Component data from apps and pages

☆ ☆ ☆

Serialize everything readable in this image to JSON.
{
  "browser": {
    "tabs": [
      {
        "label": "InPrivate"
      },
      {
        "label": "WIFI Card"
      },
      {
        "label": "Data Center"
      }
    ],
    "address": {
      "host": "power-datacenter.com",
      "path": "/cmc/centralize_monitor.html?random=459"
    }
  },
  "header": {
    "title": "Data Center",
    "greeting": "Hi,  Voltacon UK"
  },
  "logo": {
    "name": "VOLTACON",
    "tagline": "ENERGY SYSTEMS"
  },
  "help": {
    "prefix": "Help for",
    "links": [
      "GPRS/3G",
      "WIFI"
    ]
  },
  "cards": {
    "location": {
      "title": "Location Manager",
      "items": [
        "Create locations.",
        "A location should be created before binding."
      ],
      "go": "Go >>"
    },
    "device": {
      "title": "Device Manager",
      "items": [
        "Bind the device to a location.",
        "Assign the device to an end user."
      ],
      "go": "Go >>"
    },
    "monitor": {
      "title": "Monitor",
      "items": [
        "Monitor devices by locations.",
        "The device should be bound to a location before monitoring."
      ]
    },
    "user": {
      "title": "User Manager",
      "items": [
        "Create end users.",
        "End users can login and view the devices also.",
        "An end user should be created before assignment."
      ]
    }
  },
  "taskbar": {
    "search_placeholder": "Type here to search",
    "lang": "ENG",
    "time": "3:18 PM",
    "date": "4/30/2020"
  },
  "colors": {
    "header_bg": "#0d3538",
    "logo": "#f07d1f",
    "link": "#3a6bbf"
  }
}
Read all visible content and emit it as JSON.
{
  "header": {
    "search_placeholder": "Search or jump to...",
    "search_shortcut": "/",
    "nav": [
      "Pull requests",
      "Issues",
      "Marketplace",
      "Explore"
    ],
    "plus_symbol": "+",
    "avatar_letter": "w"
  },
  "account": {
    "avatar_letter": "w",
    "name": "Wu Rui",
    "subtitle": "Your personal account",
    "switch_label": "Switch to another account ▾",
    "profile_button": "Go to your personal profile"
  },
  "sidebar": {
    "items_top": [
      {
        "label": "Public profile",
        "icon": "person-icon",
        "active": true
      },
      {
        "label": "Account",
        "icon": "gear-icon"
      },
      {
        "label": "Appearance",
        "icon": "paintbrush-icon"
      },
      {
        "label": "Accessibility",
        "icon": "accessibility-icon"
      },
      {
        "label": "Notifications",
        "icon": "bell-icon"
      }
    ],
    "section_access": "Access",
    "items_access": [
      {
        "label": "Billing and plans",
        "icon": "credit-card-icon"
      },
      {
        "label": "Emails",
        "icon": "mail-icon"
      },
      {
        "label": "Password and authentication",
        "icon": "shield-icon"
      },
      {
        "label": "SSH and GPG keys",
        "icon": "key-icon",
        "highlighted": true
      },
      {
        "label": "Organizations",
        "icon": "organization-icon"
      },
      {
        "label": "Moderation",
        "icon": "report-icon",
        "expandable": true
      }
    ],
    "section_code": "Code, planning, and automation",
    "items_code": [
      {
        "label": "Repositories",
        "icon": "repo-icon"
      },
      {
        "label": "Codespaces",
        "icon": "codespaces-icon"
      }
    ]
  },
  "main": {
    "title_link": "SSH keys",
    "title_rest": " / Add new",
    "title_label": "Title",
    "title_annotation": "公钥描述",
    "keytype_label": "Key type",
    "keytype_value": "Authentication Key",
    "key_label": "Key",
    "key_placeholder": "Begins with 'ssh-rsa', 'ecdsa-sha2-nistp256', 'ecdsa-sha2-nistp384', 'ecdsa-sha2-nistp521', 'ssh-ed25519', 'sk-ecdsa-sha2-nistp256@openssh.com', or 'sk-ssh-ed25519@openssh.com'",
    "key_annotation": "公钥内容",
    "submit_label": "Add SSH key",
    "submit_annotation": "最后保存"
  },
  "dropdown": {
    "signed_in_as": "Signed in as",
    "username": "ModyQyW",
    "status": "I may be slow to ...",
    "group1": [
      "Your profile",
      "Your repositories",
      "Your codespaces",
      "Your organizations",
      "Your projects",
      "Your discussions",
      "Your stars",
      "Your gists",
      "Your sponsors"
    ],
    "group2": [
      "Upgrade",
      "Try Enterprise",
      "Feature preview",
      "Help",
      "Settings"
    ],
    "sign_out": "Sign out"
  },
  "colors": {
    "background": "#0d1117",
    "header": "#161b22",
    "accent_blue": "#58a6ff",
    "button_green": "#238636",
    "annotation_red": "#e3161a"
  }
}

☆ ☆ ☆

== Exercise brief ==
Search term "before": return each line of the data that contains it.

== The answer ==
        "A location should be created before binding."
        "The device should be bound to a location before monitoring."
        "An end user should be created before assignment."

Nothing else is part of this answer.